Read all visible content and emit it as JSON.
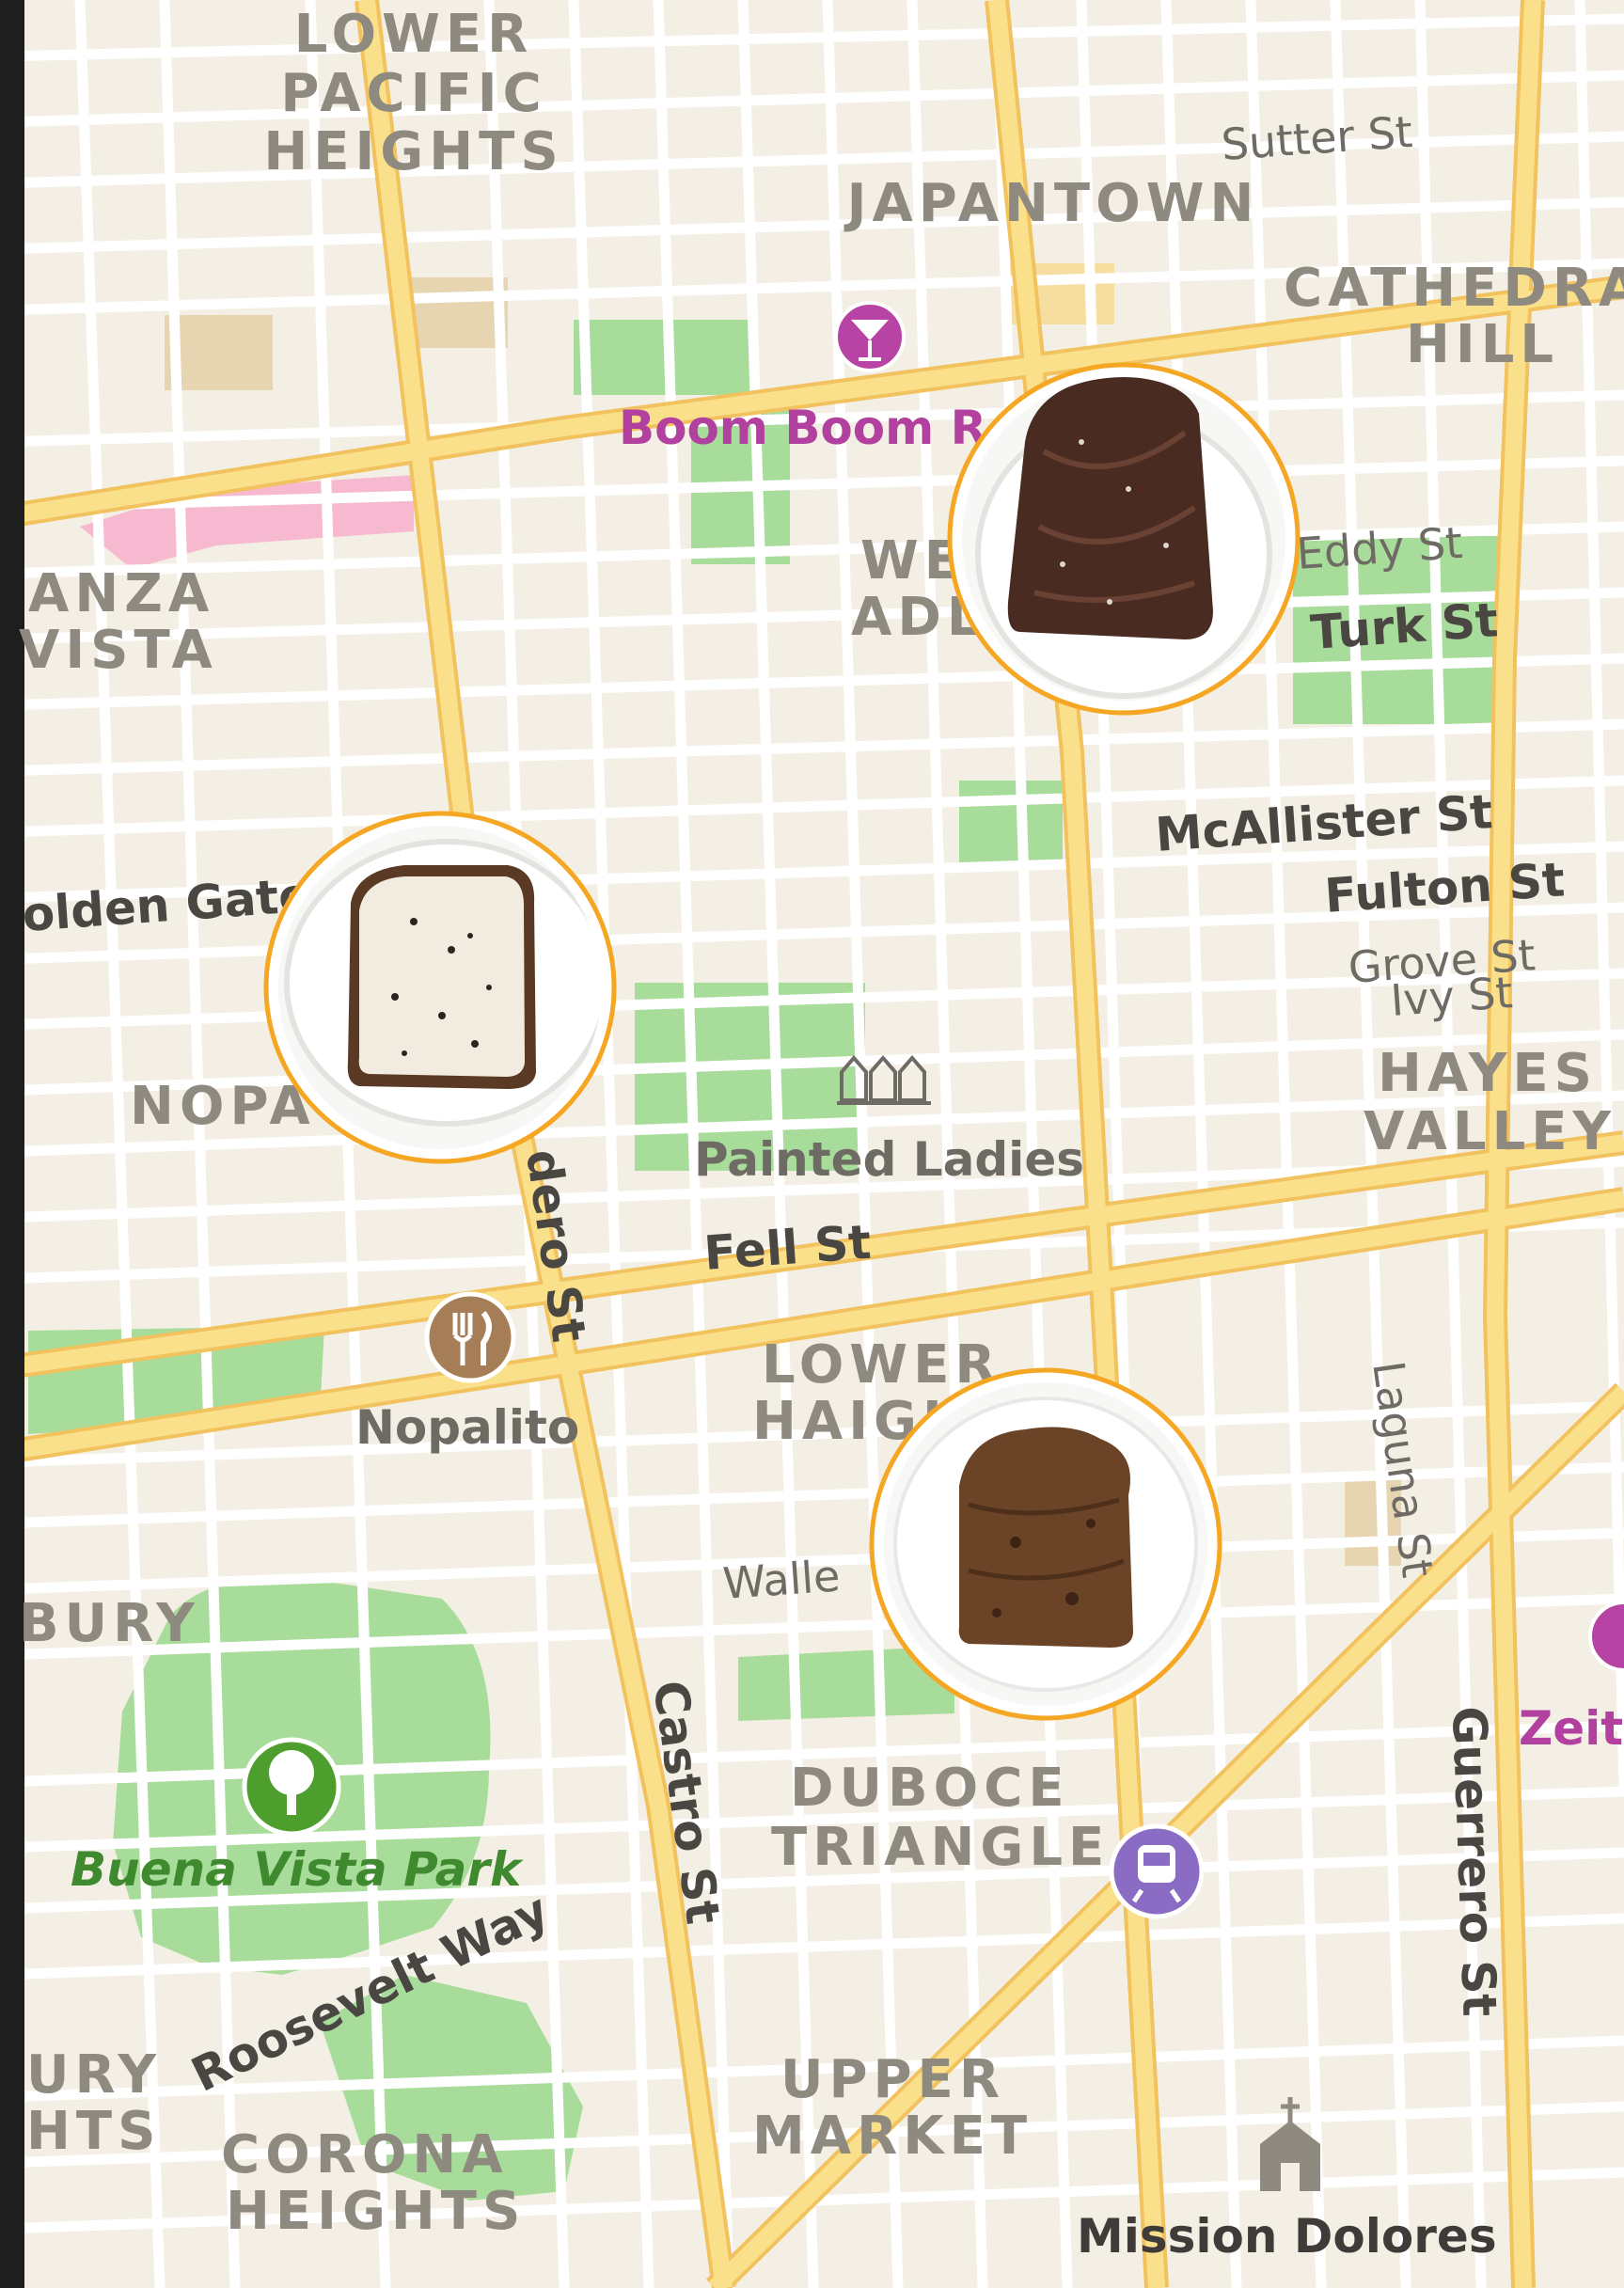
{
  "map": {
    "colors": {
      "land": "#f4efe4",
      "minor_road": "#ffffff",
      "major_road": "#fbe08b",
      "major_road_edge": "#f1c25e",
      "park": "#a8dc9a",
      "block_tan": "#e6d5b0",
      "block_pink": "#f7b9d0",
      "block_yellow": "#f6dea0",
      "pin_border": "#f5a623",
      "poi_purple": "#b744a4",
      "transit_purple": "#8a6cc4",
      "food_brown": "#a57d56",
      "park_icon_green": "#4e9e2e"
    },
    "neighborhoods": {
      "lower_pacific_1": "LOWER",
      "lower_pacific_2": "PACIFIC",
      "lower_pacific_3": "HEIGHTS",
      "japantown": "JAPANTOWN",
      "cathedral_1": "CATHEDRA",
      "cathedral_2": "HILL",
      "anza_1": "ANZA",
      "anza_2": "VISTA",
      "western_1": "WE",
      "western_2": "ADL",
      "nopa": "NOPA",
      "hayes_1": "HAYES",
      "hayes_2": "VALLEY",
      "lower_haight_1": "LOWER",
      "lower_haight_2": "HAIGH",
      "ashbury": "BURY",
      "duboce_1": "DUBOCE",
      "duboce_2": "TRIANGLE",
      "upper_market_1": "UPPER",
      "upper_market_2": "MARKET",
      "corona_1": "CORONA",
      "corona_2": "HEIGHTS",
      "ashbury_heights_1": "URY",
      "ashbury_heights_2": "HTS"
    },
    "streets": {
      "sutter": "Sutter St",
      "eddy": "Eddy St",
      "turk": "Turk St",
      "mcallister": "McAllister St",
      "fulton": "Fulton St",
      "grove": "Grove St",
      "ivy": "Ivy St",
      "golden_gate": "olden Gate",
      "divisadero": "dero St",
      "fell": "Fell St",
      "laguna": "Laguna St",
      "waller": "Walle",
      "castro": "Castro St",
      "guerrero": "Guerrero St",
      "roosevelt": "Roosevelt Way"
    },
    "pois": {
      "boom_boom": "Boom Boom R",
      "painted_ladies": "Painted Ladies",
      "nopalito": "Nopalito",
      "buena_vista": "Buena Vista Park",
      "mission_dolores": "Mission Dolores",
      "zeitgeist": "Zeit"
    },
    "pins": [
      {
        "name": "chocolate-spread-toast",
        "toast": "dark chocolate spread with sea salt"
      },
      {
        "name": "butter-pepper-toast",
        "toast": "butter with cracked pepper"
      },
      {
        "name": "plain-toast",
        "toast": "plain toasted bread"
      }
    ]
  }
}
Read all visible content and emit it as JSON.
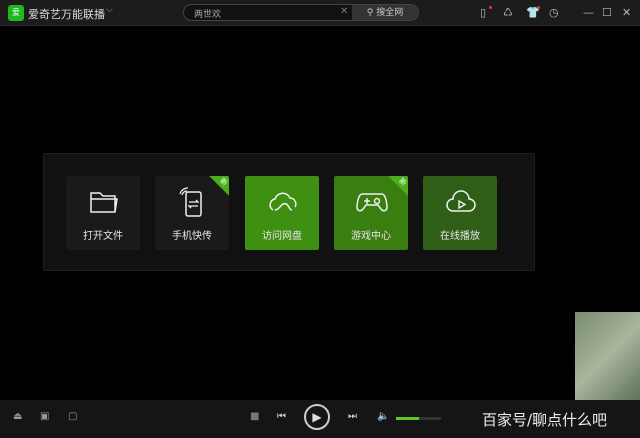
{
  "titlebar": {
    "logo_text": "爱",
    "app_name": "爱奇艺万能联播",
    "search_value": "两世欢",
    "search_button": "搜全网"
  },
  "tiles": [
    {
      "label": "打开文件",
      "icon": "folder-icon",
      "bg": "#1a1a1a",
      "new": false
    },
    {
      "label": "手机快传",
      "icon": "phone-transfer-icon",
      "bg": "#1a1a1a",
      "new": true
    },
    {
      "label": "访问网盘",
      "icon": "cloud-icon",
      "bg": "#3f8f12",
      "new": false
    },
    {
      "label": "游戏中心",
      "icon": "gamepad-icon",
      "bg": "#3a7d10",
      "new": true
    },
    {
      "label": "在线播放",
      "icon": "cloud-play-icon",
      "bg": "#2f5e17",
      "new": false
    }
  ],
  "new_badge": "新",
  "player": {
    "volume_percent": 50
  },
  "watermark": "百家号/聊点什么吧",
  "colors": {
    "accent": "#5fc828",
    "brand": "#1db91d"
  }
}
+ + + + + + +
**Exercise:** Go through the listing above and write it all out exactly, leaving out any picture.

**Output of the exercise:**
Read all visible content and emit it as JSON.
{
  "map": {
    "colors": {
      "land": "#f4efe4",
      "minor_road": "#ffffff",
      "major_road": "#fbe08b",
      "major_road_edge": "#f1c25e",
      "park": "#a8dc9a",
      "block_tan": "#e6d5b0",
      "block_pink": "#f7b9d0",
      "block_yellow": "#f6dea0",
      "pin_border": "#f5a623",
      "poi_purple": "#b744a4",
      "transit_purple": "#8a6cc4",
      "food_brown": "#a57d56",
      "park_icon_green": "#4e9e2e"
    },
    "neighborhoods": {
      "lower_pacific_1": "LOWER",
      "lower_pacific_2": "PACIFIC",
      "lower_pacific_3": "HEIGHTS",
      "japantown": "JAPANTOWN",
      "cathedral_1": "CATHEDRA",
      "cathedral_2": "HILL",
      "anza_1": "ANZA",
      "anza_2": "VISTA",
      "western_1": "WE",
      "western_2": "ADL",
      "nopa": "NOPA",
      "hayes_1": "HAYES",
      "hayes_2": "VALLEY",
      "lower_haight_1": "LOWER",
      "lower_haight_2": "HAIGH",
      "ashbury": "BURY",
      "duboce_1": "DUBOCE",
      "duboce_2": "TRIANGLE",
      "upper_market_1": "UPPER",
      "upper_market_2": "MARKET",
      "corona_1": "CORONA",
      "corona_2": "HEIGHTS",
      "ashbury_heights_1": "URY",
      "ashbury_heights_2": "HTS"
    },
    "streets": {
      "sutter": "Sutter St",
      "eddy": "Eddy St",
      "turk": "Turk St",
      "mcallister": "McAllister St",
      "fulton": "Fulton St",
      "grove": "Grove St",
      "ivy": "Ivy St",
      "golden_gate": "olden Gate",
      "divisadero": "dero St",
      "fell": "Fell St",
      "laguna": "Laguna St",
      "waller": "Walle",
      "castro": "Castro St",
      "guerrero": "Guerrero St",
      "roosevelt": "Roosevelt Way"
    },
    "pois": {
      "boom_boom": "Boom Boom R",
      "painted_ladies": "Painted Ladies",
      "nopalito": "Nopalito",
      "buena_vista": "Buena Vista Park",
      "mission_dolores": "Mission Dolores",
      "zeitgeist": "Zeit"
    },
    "pins": [
      {
        "name": "chocolate-spread-toast",
        "toast": "dark chocolate spread with sea salt"
      },
      {
        "name": "butter-pepper-toast",
        "toast": "butter with cracked pepper"
      },
      {
        "name": "plain-toast",
        "toast": "plain toasted bread"
      }
    ]
  }
}
Read all visible content and emit it as JSON.
{
  "titlebar": {
    "logo_text": "爱",
    "app_name": "爱奇艺万能联播",
    "search_value": "两世欢",
    "search_button": "搜全网"
  },
  "tiles": [
    {
      "label": "打开文件",
      "icon": "folder-icon",
      "bg": "#1a1a1a",
      "new": false
    },
    {
      "label": "手机快传",
      "icon": "phone-transfer-icon",
      "bg": "#1a1a1a",
      "new": true
    },
    {
      "label": "访问网盘",
      "icon": "cloud-icon",
      "bg": "#3f8f12",
      "new": false
    },
    {
      "label": "游戏中心",
      "icon": "gamepad-icon",
      "bg": "#3a7d10",
      "new": true
    },
    {
      "label": "在线播放",
      "icon": "cloud-play-icon",
      "bg": "#2f5e17",
      "new": false
    }
  ],
  "new_badge": "新",
  "player": {
    "volume_percent": 50
  },
  "watermark": "百家号/聊点什么吧",
  "colors": {
    "accent": "#5fc828",
    "brand": "#1db91d"
  }
}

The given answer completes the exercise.